Cooking at home makes being gluten free so much easier. Dining at restaurants is stressful, uncomfortable, not to mention, kind of dangerous! Don’t get me wrong, I love going out to eat, but I have to admit that it is oftentimes a somewhat draining experience. Having the option of dining in provides a nice sense of security. There is only one problem….you don’t know how to cook.
Being diagnosed with Celiacs or gluten intolerance requires that you change many, many aspects of your life. I know for me, learning how to cook was a necessity. My culinary knowledge was limited to spaghetti and Mac N’ Cheese before I was diagnosed with Celiacs. Without those two dishes, my culinary chops were null.
Knowing how to cook has many benefits for someone who cannot eat gluten. For one thing, you can host dinner parties (instead of trying to find a safe restaurant to go out with your friends or family). Stressed about attending someone else’s dinner party? Afraid there won’t be anything you can eat? Well, fear not, because if you know how to cook, you can bring a side dish to share at the party. In addition to these social benefits, knwoing how to prepare GF dishes at home will help you minimize the costs of the gluten free diet. Let’s be honest, substitution foods, both at grocery stores and offered at restaurants, are really expensive. A package of my favorite gluten free spaghetti costs around $6 while a typical pack of gluten spaghetti (I won’t call it “normal spaghetti”) costs only ~$1.20. Developing skills in the kitchen will expand your food options, allowing you to use less expensive, naturally gluten free foods! For example, learning how to cook with quinoa or make delicious rice dishes are ways to cut down on costs.
So, I think every Celiac should have the skills to cook GF at home…now the question is, where do we get those skills?
You can find a few gluten free specialty cooking classes in big cities but they are few and far between. Most gluten free cooking classes that I have heard about only teach you how to make substitution foods (GF bread, cookies, cakes etc.) but never cover the basics of cooking. How does a Celiac learn the ABC’s of cooking? Are there any cooking classes out there that are naturally gluten free? Honestly, probably not. Chefs love flour. The French, the Italians, the English…everyone loves flour! The use of flour is prominent in all types of cooking, not simply baking. Dredging meats in flour before pan-searing is very common. Developing a roux for a sauce or soup, creating a batter or breading for a dish is also a popular culinary trick.
Here is what I did: I found a local cooking series in Berkeley at a place called Kitchen On Fire. The class is a 12 week course that covers the fundamentals of cooking. Although the class was not gluten free there were some steps that I took that helped make the class enjoyable, educational and safe. For one thing, I did not attend the baking classes. Being in a room full of dry flour is very dangerous for a Celiac.
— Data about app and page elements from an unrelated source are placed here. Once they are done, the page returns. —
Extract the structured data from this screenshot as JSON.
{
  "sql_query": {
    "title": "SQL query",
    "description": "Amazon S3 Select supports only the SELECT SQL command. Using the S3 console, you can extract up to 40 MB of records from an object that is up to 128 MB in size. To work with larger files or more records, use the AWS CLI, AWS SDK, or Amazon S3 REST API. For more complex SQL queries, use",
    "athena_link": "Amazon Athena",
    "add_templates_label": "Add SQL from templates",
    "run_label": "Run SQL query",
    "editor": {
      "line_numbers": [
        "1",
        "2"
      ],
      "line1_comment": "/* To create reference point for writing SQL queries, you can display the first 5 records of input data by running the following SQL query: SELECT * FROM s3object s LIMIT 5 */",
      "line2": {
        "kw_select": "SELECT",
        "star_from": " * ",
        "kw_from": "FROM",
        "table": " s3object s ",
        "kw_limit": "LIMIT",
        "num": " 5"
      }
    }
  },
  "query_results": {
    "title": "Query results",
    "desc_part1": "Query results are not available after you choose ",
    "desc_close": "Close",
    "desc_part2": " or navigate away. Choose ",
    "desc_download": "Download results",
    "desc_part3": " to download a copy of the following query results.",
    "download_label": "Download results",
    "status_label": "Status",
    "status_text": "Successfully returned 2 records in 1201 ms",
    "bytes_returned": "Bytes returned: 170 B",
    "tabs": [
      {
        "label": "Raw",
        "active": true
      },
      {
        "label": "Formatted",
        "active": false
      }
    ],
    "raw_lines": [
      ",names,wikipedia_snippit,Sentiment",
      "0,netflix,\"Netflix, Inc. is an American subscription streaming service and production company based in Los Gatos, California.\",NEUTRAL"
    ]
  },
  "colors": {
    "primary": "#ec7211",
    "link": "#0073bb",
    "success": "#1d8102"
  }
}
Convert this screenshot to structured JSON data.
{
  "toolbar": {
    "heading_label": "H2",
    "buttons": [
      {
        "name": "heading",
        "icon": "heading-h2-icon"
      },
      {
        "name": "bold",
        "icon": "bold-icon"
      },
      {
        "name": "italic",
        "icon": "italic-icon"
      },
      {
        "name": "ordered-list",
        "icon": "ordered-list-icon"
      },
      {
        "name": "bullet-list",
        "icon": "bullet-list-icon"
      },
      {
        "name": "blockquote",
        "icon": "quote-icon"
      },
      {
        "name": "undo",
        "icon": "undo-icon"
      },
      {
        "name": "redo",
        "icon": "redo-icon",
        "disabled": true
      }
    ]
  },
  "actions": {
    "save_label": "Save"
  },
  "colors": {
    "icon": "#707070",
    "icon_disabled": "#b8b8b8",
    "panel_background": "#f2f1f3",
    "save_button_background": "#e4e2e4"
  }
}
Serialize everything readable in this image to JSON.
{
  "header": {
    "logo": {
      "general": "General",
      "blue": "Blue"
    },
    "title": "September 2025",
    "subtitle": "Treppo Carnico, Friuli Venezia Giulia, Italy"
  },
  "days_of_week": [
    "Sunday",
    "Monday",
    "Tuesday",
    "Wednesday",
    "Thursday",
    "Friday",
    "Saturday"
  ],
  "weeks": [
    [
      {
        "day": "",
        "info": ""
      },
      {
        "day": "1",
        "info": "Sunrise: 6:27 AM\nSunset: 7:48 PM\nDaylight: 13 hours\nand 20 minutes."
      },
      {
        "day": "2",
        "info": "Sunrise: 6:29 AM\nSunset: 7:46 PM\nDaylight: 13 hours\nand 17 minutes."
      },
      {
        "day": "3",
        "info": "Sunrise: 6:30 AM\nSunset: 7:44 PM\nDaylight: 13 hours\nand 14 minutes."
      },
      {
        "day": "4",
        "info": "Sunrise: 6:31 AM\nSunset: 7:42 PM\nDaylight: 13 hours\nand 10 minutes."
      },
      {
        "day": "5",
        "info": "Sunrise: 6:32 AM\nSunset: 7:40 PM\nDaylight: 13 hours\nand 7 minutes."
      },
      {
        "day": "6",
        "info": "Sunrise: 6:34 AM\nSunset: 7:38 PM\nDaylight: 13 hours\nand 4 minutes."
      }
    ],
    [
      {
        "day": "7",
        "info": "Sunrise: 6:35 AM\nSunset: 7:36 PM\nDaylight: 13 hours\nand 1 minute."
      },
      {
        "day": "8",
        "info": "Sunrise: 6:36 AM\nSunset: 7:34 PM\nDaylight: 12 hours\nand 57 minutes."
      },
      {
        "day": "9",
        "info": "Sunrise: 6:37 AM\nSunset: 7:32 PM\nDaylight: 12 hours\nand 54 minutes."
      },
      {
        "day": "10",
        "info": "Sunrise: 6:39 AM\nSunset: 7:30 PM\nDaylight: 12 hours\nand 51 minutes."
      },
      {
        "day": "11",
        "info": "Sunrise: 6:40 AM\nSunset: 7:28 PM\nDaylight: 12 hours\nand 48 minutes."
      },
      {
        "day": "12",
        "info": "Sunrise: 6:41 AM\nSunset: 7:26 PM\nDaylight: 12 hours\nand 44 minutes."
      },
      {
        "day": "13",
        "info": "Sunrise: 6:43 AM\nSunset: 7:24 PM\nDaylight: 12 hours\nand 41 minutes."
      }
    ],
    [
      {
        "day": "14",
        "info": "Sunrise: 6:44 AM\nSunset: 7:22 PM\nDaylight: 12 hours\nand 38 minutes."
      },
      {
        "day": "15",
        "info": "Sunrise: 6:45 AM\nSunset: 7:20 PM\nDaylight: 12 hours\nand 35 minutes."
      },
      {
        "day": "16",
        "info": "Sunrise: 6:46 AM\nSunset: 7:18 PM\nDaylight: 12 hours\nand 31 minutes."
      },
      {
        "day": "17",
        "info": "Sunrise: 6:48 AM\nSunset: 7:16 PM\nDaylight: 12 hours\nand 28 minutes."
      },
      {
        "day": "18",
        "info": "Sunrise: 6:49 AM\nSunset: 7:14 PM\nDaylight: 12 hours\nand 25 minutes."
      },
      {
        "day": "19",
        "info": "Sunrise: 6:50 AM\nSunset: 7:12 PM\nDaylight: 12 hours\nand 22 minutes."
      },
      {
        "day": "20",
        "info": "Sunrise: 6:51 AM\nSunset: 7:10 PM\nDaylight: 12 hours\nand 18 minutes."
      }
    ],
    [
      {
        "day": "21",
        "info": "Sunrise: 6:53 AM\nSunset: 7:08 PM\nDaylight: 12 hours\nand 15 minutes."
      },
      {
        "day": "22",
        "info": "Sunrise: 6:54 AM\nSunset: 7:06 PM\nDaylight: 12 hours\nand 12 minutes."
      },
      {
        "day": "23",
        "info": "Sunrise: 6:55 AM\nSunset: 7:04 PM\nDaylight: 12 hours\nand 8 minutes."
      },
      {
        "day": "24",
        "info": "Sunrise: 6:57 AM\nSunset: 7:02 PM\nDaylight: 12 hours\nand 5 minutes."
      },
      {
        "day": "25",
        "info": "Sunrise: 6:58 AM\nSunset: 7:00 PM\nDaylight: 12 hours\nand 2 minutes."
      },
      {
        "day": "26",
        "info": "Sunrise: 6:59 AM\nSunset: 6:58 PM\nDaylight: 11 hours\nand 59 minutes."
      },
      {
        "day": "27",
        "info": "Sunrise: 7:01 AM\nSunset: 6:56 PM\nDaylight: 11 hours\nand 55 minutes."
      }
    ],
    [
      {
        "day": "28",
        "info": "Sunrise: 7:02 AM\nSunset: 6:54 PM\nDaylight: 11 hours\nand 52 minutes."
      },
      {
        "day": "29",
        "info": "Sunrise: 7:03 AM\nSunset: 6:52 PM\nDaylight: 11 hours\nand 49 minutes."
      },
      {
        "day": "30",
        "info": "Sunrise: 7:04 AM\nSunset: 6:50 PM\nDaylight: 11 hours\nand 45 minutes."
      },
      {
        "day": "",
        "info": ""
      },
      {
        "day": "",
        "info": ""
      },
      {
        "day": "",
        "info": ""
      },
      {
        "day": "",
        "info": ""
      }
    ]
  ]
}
Check out this post about air-borne flour. Other than the two baking classes, I was able to attend and participate in every other class. The class was comprised of a short lecture followed by cooking. We were set up at cooking stations that fit 4 people. I took the class with a friend which made insisting on a gluten free cooking station much easier. We would tell the other people at our stations that we did not eat gluten and that we could not share ingredients, knives, or cooking supplies with them and also let them know we couldn’t taste their creations. The people at our table knew not to dip tasting spoons into our dishes. Everything went fairly smoothly. On days where we worked with batters, dredging or frying, I used GF flour and worked at a table away from my classmates.
The class was a great learning experience. I was grateful for the opportunity to learn to cook and found the class mostly enjoyable. Of course, it was stressful at times. I had to exercise constant vigilance, keeping a close eye on what I was cooking while simultaneously keeping an eye on what everyone else was doing. Did someone throw bread onto the shared grilled? Did anyone use the shared fryer yet with breaded foods? Taking a class not meant to be gluten free was exhausting yet rewarding.
Here are some GF cooking classes that I have heard about, but have not taken:
Spork Foods: teaches mostly vegan cooking but specifies when a class will be gluten free
Sur La Table: offers GF cooking classes from time to time so keep an eye out for a class at your local Sur La Table.
Hipp Kitchen: Bay Area company that offers GF cooking classes in addition to nutrition advice and consultations.
Check in with local GF bakeries, GF restaurants or GF support groups to find out more information about available cooking classes in your area.